Last Mimzy, The
United States, 2007
U.S. Release Date:
PG (Nothing Objectionable)
Theatrical Aspect Ratio:
Rhiannon Leigh Wryn, Chris O'Neil, Timothy Hutton, Joely Richardson, Michael Clarke Duncan, Rainn Wilson, Kathryn Hahn
Bruce Joel Rubin and Toby Emmerich, based on the short story "Mimsy Were the Borogoves" by Lewis Padgett
New Line Cinema
New Line honcho Bob Shaye has been in the news a lot recently, primarily because of an increasingly acrimonious feud with Peter Jackson over profits from The Lord of the Rings. With The Last Mimzy, Shaye steps back into the director's chair for the first time in over a decade-and-a-half, adapting Lewis Pagett's 1943 short story into a family film. The movie's poor focus and scattershot approach, while not without its charms, represents the kind of product that may divert children but will likely puzzle adults with its inconsistency.

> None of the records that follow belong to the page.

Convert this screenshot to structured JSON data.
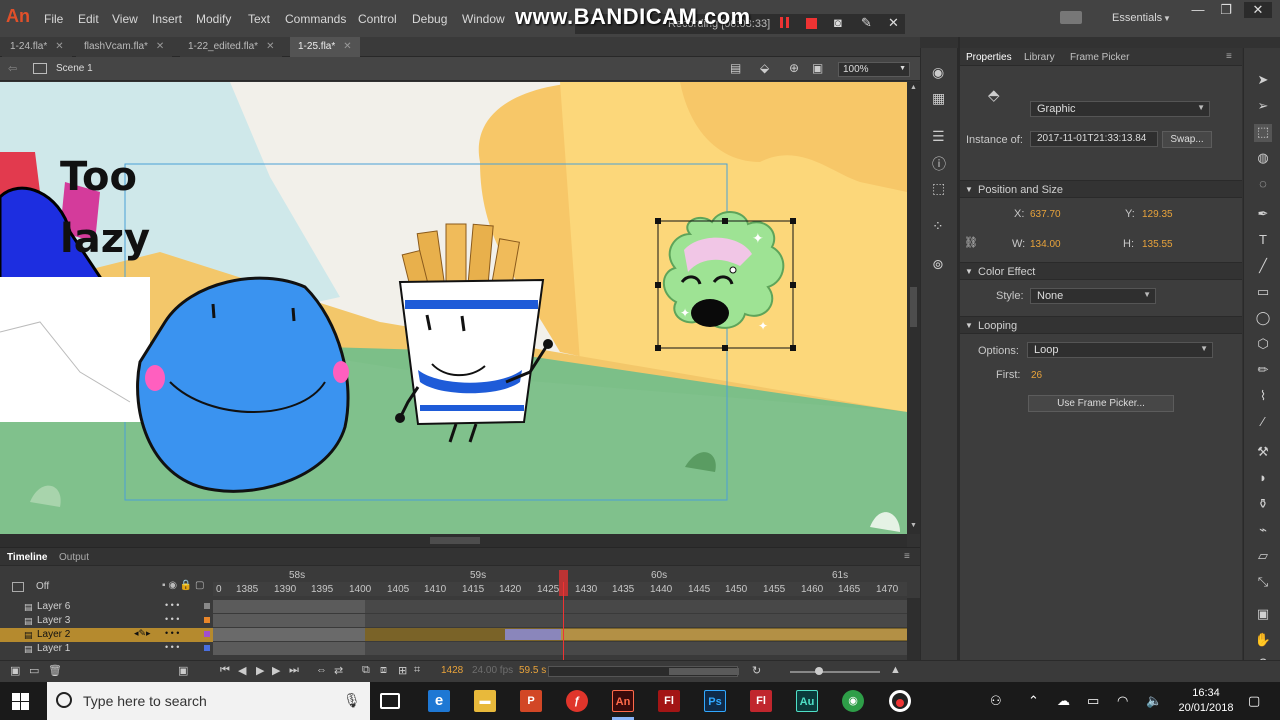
{
  "app": {
    "logo": "An",
    "menu": [
      "File",
      "Edit",
      "View",
      "Insert",
      "Modify",
      "Text",
      "Commands",
      "Control",
      "Debug",
      "Window"
    ],
    "watermark": "www.BANDICAM.com",
    "recording": "Recording [00:03:33]",
    "workspace": "Essentials"
  },
  "tabs": [
    {
      "label": "1-24.fla*"
    },
    {
      "label": "flashVcam.fla*"
    },
    {
      "label": "1-22_edited.fla*"
    },
    {
      "label": "1-25.fla*"
    }
  ],
  "scene": {
    "name": "Scene 1",
    "zoom": "100%"
  },
  "stage": {
    "caption_line1": "Too",
    "caption_line2": "lazy"
  },
  "properties": {
    "tabs": [
      "Properties",
      "Library",
      "Frame Picker"
    ],
    "symbol_type": "Graphic",
    "instance_label": "Instance of:",
    "instance_value": "2017-11-01T21:33:13.84",
    "swap_button": "Swap...",
    "position_section": "Position and Size",
    "x_label": "X:",
    "x_value": "637.70",
    "y_label": "Y:",
    "y_value": "129.35",
    "w_label": "W:",
    "w_value": "134.00",
    "h_label": "H:",
    "h_value": "135.55",
    "color_section": "Color Effect",
    "style_label": "Style:",
    "style_value": "None",
    "looping_section": "Looping",
    "options_label": "Options:",
    "options_value": "Loop",
    "first_label": "First:",
    "first_value": "26",
    "frame_picker_button": "Use Frame Picker..."
  },
  "timeline": {
    "tabs": [
      "Timeline",
      "Output"
    ],
    "onion": "Off",
    "seconds": [
      "58s",
      "59s",
      "60s",
      "61s"
    ],
    "ruler": [
      "0",
      "1385",
      "1390",
      "1395",
      "1400",
      "1405",
      "1410",
      "1415",
      "1420",
      "1425",
      "1430",
      "1435",
      "1440",
      "1445",
      "1450",
      "1455",
      "1460",
      "1465",
      "1470"
    ],
    "layers": [
      {
        "name": "Layer 6",
        "selected": false
      },
      {
        "name": "Layer 3",
        "selected": false
      },
      {
        "name": "Layer 2",
        "selected": true
      },
      {
        "name": "Layer 1",
        "selected": false
      }
    ],
    "current_frame": "1428",
    "fps": "24.00 fps",
    "time": "59.5 s"
  },
  "taskbar": {
    "search_placeholder": "Type here to search",
    "apps": [
      "Task View",
      "Edge",
      "File Explorer",
      "PowerPoint",
      "Flash Player",
      "Animate",
      "Flash",
      "Photoshop",
      "Flash",
      "Audition",
      "Chrome",
      "Bandicam"
    ],
    "time": "16:34",
    "date": "20/01/2018"
  }
}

What is The Last Mimzy about? Is it a cautionary tale about an impending ecological disaster? An attack on governmental intrusion into the lives of ordinary citizens? A superhero tale? A primer on New Age spiritualism? The 2007 answer to E.T.? It wants to be all these things and more, but there's a difference between doing something and doing something well. The Last Mimzy rushes so quickly from one plot element to the next that it loses things like character development and atmosphere along the way. The Last Mimzy feels rushed and incomplete, and the tidy ending doesn't help. Every time the movie pulls us under its adventurous spell, it changes gears and we have to get acclimatized again.

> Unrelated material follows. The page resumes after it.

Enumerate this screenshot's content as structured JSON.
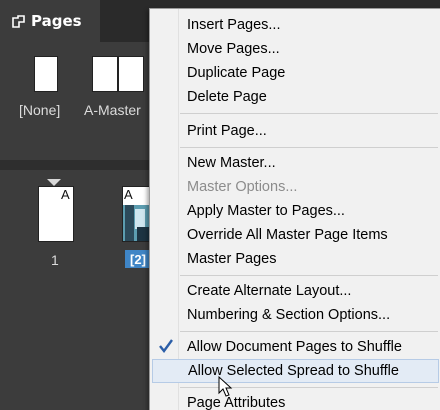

The basic story concerns two Seattle grade-schoolers, ten-year old Noah (Chris O'Neil) and his younger sister, Emma (Rhiannon Leigh Wryn). While on vacation, they discover a mysterious black box on the beach. It contains various otherworldly items, including an ordinary-looking stuffed rabbit named Mimzy that speaks telepathically to Emma. The kids hide these items in their room but the longer they remain in their position, the smarter Noah and Emma become. She is able to levitate and he shows quantum leaps in science class. Even though the kids' parents (Timothy Hutton and Joely Richardson) are largely ignorant of the changes in their offspring, Noah's science teacher, Larry White (Rainn Wilson), is not. He and his hippy girlfriend, Naomi (Kathryn Hahn), visit Mrs. Wilder at home to tell her she has two very special children. Meanwhile, a Homeland Security official (Michael Clarke Duncan) is narrowing in on Emma and Noah as the cause of a major blackout. And Mimzy begins to lose her effectiveness because she needs to be sent back to the dying future from whence she came.
The Last Mimzy moves far too fast to become boring, but it frustrates with the possibilities it leaves untapped. Part of the movie's mid-section explores the superhuman abilities of the children, but this is lost in the rush to the finish line. An attempt is made to present Michael Clarke Duncan's character as more than a gung-ho military type, but he doesn't get enough screen time. The film's last act doesn't try to hide its similarities to E.T. and the movie throws in a little Zathura along the way. The film has a pro-ecological message but it is shoehorned into the opening and closing futuristic bookend sequences.
The acting by the children, especially Rhiannon Leigh Wryn, is effective. This is Wryn's first major role and it represents the first credit of any sort for her co-star, Chris O'Neil. Since The Last Mimzy focuses on the young protagonists, it's necessary for them to be credible, and they are. They are cute without being annoying and their dialogue delivery is unforced. None of the adults, however, can be said to impress. Rainn Wilson and Kathryn Hahn have their moments, but both seem over-earnest. Timothy Hutton and Joely Richardson are rather boring and it feels like 75% of Michael Clarke Duncan's part wound up on the cutting room floor. Toward the end of the movie, I was trying to figure out why he was in it.
As family friendly adventures go, The Last Mimzy is a cut below the recent Bridge to Terabithia, with which it shares the same target demographic. The science fiction and fantasy elements give The Last Mimzy a nice sheen and the low-key special effects are effective. This is, however, likely to impress children more than adults. Kids will appreciate the fast pace and won't be bothered by some of the story's lapses and the clumsy changes in pace and direction. For adults, while The Last Mimzy is not unpleasant, it lacks the polish and substance to be anything more than an opportunity to attend a movie with one's family. The film does a lot of things but it never fully satisfies.